Title page of pocket New Testament (1861) given to Jasper B. Griffith, Co. E, 3rd Wisc. Inf. Regt., USA. He was from Font du Lac, Wisconsin and moved to Lawrence County, Tenn. after the war. He died at the National Soldiers Home in East Tenn. in 1915. This New Testament edition also went to World War I with one of Jasper Griffith's descendants, Pvt. Samuel F. Clifton.
Looking Back at the Civil War Digital Collection, Tennessee State Library and Archives

Inside front cover of New Testament (1917) printed by the American Bible Society and given to Pvt. Euliss Grant Hallowell, 63rd Art. Brig., Coastal Art. Brig. He was assigned to Ft. Pickens and later Ft. Barrancas near Pensacola, Florida. Hallowell ultimately served in France beginning in September 1918. He remained overseas until March 1919. Hallowell farmed in Carroll County after the war and died in 1984.
Over Here, Over There WWI Digital Collection, Tennessee State Library and Archives

Through the years, the American Bible Society has been a leading innovator in the publishing world. According to John Fea (author of “The Bible Cause: A History of the American Bible Society”), the ABS was the “first publisher in the United States to use steam-powered presses.” The ABS also published the first braille Bible.

While the ABS’s mission/vision has changed slightly in recent years and their headquarters has moved from New York to Philadelphia, they continue to “make the Bible available to every person in a language and format each can understand and afford.” This continues the legacy started long ago by a largely forgotten president.

To explore items in the Library and Archives holdings related to the American Bible Society, browse through materials here.

To view more military memorabilia from the Civil War and World War I, please visit the Looking Back: The Civil War In Tennessee and the Over Here, Over There: Tennesseans in the First World War digital collections.

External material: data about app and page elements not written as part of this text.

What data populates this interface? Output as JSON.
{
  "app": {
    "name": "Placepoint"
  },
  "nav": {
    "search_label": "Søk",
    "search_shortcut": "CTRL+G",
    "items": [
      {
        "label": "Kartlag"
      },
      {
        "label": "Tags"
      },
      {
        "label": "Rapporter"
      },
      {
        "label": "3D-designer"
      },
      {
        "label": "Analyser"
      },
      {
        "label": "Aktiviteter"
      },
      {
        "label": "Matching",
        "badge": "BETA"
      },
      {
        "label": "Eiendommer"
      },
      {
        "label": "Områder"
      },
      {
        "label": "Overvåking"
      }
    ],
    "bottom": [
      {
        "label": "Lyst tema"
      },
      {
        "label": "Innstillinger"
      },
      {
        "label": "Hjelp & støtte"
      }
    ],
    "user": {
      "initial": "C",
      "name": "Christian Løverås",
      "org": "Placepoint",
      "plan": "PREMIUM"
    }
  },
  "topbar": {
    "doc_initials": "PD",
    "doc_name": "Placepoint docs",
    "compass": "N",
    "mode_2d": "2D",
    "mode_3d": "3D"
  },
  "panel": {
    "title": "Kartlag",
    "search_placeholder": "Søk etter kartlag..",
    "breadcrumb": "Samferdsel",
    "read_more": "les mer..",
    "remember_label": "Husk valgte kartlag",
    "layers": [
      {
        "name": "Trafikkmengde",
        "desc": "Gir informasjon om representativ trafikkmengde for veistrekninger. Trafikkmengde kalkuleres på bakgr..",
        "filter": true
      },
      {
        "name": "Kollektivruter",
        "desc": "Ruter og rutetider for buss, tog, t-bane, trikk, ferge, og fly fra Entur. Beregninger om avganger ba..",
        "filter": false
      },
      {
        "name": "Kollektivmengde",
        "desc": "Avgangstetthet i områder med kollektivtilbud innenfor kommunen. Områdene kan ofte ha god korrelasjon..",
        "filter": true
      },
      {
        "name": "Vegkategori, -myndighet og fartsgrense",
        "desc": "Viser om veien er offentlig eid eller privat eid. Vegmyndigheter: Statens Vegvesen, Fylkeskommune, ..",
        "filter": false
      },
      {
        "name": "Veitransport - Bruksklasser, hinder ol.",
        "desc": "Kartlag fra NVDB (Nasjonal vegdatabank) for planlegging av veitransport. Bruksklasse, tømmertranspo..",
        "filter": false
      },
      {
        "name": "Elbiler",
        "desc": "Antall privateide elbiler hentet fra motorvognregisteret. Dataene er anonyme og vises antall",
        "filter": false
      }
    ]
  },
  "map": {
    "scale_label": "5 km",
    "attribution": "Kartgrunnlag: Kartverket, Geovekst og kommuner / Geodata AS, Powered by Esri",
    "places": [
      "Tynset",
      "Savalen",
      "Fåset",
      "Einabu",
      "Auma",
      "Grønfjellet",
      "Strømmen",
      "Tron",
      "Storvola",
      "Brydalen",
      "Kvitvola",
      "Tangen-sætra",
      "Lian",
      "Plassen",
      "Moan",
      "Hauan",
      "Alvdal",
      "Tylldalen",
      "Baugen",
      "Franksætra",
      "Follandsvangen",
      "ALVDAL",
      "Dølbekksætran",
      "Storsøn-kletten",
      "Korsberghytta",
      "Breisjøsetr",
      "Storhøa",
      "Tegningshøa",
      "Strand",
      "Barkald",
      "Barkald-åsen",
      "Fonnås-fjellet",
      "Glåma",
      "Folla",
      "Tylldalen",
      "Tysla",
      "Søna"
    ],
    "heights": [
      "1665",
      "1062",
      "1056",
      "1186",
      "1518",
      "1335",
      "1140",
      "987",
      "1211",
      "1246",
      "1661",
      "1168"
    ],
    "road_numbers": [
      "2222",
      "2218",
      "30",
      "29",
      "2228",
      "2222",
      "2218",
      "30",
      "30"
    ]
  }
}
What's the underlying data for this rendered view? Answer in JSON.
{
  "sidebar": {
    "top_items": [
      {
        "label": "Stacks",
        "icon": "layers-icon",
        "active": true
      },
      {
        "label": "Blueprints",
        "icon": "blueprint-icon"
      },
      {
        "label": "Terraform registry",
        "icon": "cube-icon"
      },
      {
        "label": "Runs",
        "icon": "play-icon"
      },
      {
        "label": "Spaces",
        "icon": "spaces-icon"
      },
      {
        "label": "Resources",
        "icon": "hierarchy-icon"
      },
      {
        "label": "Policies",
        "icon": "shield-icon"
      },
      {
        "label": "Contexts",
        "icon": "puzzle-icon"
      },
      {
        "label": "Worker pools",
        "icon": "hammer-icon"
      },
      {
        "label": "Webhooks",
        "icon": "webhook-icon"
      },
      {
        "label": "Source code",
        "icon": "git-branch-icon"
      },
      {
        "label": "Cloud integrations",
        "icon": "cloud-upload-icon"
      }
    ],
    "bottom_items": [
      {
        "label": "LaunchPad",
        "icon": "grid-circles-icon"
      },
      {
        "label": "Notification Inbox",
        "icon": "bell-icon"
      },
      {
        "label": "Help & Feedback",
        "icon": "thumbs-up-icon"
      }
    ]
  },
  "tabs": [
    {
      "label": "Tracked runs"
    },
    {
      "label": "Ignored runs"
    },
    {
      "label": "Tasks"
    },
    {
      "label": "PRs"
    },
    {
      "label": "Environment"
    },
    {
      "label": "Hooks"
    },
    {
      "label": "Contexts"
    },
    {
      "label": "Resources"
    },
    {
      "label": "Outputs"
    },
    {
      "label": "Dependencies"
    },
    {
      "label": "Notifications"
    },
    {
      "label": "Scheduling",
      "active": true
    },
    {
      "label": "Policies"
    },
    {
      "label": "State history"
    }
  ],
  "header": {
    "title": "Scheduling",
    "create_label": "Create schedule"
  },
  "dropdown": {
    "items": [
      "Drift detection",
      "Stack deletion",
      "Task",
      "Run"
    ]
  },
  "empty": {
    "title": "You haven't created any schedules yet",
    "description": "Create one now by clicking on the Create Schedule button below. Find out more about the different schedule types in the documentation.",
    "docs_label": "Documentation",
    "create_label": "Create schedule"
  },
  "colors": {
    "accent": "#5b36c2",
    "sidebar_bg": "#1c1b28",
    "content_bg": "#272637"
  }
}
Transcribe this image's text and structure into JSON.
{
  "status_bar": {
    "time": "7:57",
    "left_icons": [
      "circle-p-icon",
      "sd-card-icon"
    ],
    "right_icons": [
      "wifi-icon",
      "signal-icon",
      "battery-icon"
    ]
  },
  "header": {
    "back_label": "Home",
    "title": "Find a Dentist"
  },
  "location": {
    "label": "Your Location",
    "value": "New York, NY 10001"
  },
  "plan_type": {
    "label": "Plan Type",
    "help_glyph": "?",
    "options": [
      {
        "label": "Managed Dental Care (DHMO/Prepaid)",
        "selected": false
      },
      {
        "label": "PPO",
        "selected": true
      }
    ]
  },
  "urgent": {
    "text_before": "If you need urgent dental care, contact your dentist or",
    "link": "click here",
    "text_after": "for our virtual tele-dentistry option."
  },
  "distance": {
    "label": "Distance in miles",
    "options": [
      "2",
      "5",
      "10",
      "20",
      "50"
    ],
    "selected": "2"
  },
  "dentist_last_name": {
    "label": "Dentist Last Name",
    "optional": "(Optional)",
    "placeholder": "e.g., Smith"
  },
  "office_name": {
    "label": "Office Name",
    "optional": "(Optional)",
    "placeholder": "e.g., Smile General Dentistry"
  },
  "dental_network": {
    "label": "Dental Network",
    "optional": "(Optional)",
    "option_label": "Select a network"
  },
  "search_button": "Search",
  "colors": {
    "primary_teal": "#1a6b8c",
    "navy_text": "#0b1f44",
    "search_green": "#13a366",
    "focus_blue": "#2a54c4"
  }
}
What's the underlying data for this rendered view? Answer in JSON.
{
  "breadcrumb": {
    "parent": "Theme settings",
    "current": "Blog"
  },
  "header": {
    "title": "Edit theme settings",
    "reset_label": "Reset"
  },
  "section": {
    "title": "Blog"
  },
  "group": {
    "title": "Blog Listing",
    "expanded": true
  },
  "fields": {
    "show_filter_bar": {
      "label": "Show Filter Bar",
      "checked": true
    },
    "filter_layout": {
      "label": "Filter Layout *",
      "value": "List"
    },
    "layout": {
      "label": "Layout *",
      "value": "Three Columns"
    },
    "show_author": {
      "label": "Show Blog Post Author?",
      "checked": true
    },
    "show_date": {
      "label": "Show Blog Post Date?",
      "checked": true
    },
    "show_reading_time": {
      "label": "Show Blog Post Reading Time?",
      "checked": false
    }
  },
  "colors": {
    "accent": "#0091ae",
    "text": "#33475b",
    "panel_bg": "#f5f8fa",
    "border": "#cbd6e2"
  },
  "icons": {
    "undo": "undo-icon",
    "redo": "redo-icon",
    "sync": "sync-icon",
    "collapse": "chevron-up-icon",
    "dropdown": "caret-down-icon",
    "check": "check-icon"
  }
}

The Tennessee State Library and Archives is a division of the Office of Tennessee Secretary of State Tre Hargett